• _MATERIAL PROVIDED_
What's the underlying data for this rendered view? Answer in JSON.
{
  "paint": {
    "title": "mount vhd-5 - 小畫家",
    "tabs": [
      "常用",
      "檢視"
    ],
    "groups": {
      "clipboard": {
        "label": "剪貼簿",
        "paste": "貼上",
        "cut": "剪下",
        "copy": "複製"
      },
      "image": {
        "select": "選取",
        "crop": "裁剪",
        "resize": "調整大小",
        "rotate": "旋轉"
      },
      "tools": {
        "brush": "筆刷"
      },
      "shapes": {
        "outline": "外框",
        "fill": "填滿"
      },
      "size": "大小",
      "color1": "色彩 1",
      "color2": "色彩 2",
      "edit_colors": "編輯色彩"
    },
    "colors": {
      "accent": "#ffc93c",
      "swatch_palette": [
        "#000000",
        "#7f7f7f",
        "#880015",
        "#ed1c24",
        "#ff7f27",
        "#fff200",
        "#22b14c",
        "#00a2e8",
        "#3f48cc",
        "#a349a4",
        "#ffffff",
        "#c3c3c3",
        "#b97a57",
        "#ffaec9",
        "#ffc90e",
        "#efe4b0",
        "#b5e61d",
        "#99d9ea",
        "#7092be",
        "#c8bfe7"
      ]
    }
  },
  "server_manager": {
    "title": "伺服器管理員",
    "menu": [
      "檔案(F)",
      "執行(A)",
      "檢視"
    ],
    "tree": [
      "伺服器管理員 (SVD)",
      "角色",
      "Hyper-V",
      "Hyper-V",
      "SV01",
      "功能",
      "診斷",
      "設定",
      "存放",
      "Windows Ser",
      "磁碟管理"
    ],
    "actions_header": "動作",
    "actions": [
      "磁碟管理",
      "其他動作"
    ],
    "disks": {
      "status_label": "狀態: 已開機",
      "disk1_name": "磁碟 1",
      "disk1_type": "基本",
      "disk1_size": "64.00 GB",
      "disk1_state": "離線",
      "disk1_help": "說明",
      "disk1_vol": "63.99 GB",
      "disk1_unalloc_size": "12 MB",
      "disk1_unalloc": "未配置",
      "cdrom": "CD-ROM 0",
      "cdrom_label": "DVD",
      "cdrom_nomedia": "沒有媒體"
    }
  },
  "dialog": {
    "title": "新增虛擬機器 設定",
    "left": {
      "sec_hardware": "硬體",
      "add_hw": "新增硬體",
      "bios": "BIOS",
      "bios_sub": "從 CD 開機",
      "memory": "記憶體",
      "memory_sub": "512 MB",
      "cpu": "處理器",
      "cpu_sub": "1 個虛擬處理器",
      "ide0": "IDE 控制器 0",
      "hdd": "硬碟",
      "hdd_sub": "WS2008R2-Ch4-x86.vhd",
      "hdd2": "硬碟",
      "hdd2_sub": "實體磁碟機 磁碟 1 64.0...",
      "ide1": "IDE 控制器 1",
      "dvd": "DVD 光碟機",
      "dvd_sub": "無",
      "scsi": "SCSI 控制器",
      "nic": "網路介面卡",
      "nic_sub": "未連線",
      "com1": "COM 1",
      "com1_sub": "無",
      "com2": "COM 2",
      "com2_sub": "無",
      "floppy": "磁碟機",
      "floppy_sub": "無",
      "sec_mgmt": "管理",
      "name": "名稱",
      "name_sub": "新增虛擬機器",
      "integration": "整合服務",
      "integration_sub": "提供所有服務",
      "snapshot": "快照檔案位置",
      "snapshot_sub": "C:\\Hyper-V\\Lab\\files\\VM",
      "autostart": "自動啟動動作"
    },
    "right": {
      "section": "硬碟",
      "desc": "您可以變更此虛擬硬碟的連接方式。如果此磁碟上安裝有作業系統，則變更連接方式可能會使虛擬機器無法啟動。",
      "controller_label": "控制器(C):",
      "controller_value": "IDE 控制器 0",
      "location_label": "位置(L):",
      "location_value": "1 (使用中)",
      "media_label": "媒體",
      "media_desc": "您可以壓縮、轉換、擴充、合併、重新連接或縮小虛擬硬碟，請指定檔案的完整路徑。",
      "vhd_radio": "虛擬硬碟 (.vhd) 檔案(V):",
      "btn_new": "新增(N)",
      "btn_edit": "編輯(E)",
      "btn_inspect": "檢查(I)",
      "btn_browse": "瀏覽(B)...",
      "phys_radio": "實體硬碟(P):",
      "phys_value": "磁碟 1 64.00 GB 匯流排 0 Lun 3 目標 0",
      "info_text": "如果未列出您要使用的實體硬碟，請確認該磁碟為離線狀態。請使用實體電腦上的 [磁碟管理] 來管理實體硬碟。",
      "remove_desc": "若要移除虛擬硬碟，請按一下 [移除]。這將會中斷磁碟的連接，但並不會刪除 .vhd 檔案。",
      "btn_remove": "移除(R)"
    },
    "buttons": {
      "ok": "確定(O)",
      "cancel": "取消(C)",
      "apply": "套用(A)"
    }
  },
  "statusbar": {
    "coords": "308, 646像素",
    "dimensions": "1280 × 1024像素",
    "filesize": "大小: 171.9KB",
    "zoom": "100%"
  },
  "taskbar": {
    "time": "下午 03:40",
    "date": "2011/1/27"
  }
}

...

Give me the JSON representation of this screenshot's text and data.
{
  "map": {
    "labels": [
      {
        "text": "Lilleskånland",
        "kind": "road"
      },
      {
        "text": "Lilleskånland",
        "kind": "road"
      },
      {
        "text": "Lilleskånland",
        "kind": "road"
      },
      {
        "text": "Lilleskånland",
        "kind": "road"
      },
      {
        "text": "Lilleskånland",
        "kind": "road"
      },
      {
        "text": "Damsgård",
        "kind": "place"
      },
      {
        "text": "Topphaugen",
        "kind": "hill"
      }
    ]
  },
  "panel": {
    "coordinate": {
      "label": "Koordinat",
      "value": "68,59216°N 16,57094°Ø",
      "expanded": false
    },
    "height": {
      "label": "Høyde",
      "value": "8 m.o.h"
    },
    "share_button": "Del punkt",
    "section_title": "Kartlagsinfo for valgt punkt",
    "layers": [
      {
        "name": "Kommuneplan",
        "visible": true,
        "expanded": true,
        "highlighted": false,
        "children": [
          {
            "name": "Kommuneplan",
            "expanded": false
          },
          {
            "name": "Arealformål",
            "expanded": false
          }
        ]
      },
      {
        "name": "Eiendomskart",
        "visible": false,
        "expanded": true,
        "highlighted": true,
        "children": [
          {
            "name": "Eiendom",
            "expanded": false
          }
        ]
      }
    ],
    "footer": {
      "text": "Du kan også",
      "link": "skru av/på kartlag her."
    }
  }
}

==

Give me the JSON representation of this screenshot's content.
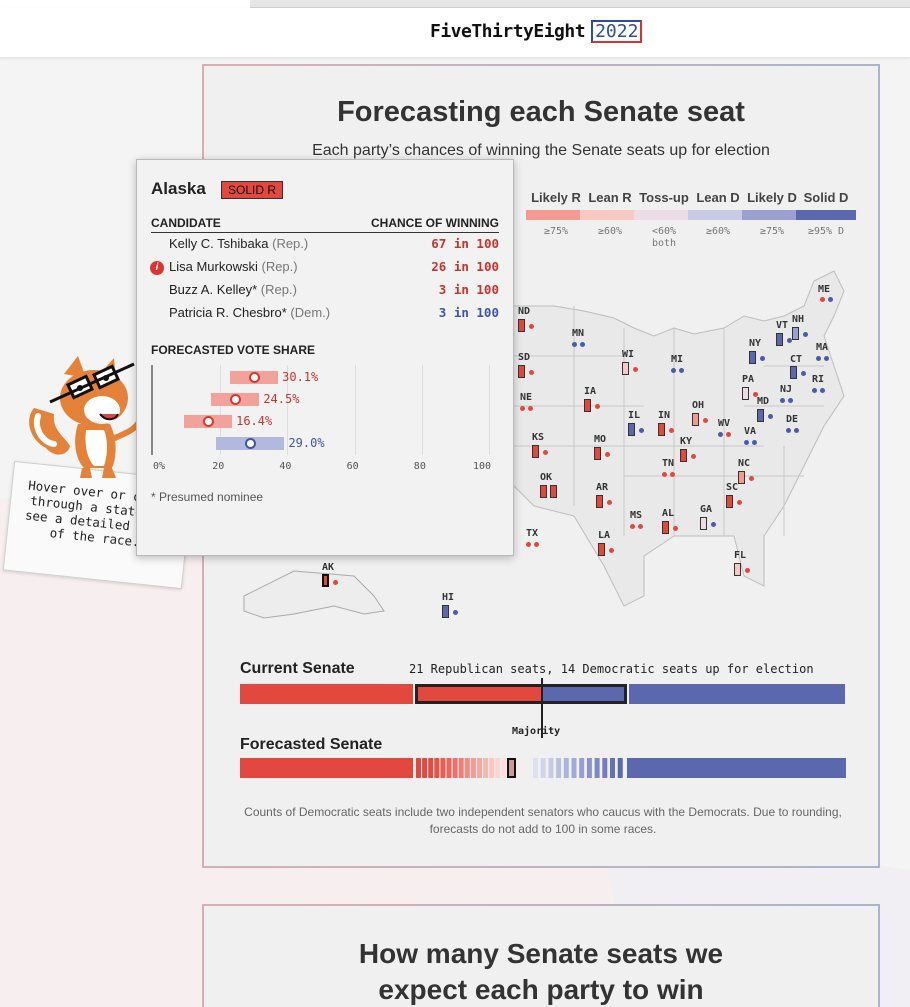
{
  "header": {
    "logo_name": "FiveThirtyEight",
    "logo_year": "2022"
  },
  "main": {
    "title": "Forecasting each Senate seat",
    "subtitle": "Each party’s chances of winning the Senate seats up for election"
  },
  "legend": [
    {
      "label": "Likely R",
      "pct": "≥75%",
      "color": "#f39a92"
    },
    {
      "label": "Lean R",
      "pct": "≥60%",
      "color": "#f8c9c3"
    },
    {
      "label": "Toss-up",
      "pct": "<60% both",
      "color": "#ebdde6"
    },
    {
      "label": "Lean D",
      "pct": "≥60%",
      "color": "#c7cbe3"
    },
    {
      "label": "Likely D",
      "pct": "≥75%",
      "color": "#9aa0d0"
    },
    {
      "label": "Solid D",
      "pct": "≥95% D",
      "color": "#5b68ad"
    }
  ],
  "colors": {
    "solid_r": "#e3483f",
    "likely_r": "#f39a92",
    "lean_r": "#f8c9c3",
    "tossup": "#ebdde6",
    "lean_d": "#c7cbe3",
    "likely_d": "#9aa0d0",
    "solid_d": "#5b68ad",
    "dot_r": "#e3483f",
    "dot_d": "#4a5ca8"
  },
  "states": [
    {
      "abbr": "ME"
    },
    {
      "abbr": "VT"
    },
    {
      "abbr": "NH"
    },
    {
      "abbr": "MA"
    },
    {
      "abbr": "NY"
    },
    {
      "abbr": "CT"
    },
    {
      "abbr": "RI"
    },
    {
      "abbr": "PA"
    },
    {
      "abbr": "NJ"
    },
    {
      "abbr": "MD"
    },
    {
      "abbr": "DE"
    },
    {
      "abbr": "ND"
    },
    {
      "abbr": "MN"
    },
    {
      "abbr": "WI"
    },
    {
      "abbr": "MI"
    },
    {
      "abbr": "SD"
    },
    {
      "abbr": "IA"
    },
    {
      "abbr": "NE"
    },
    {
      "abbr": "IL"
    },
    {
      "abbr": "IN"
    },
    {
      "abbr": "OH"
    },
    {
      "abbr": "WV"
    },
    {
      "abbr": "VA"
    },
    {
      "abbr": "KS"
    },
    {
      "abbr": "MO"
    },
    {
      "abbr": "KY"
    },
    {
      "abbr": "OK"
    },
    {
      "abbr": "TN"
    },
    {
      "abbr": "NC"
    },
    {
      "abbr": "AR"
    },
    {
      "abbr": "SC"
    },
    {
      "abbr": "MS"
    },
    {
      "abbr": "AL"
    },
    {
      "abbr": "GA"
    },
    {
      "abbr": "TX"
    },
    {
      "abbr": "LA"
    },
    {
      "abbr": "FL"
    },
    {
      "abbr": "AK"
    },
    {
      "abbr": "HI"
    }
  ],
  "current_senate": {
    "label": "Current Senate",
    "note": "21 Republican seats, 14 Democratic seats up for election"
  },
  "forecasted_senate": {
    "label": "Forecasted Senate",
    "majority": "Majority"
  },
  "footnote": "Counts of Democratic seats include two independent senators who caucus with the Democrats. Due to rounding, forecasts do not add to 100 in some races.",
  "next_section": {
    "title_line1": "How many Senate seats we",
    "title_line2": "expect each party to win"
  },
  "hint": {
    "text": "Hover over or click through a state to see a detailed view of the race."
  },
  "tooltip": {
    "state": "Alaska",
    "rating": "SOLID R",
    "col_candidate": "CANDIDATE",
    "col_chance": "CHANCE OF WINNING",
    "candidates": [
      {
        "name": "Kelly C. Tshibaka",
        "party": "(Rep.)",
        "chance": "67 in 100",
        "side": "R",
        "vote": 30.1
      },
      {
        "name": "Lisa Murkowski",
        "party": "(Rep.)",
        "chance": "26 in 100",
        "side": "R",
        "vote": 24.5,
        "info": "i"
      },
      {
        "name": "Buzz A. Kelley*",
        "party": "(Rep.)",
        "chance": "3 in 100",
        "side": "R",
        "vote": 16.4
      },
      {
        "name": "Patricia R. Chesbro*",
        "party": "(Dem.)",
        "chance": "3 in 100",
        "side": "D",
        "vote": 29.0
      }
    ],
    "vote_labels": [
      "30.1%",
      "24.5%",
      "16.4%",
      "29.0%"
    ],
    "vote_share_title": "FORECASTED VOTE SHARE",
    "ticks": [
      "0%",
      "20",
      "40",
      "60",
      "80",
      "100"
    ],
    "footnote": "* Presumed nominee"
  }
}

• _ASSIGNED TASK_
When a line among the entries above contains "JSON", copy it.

• _RESPONSE_
What's the underlying data for this rendered view? Answer in JSON.
Give me the JSON representation of this screenshot's text and data.
Give me the JSON representation of this screenshot's content.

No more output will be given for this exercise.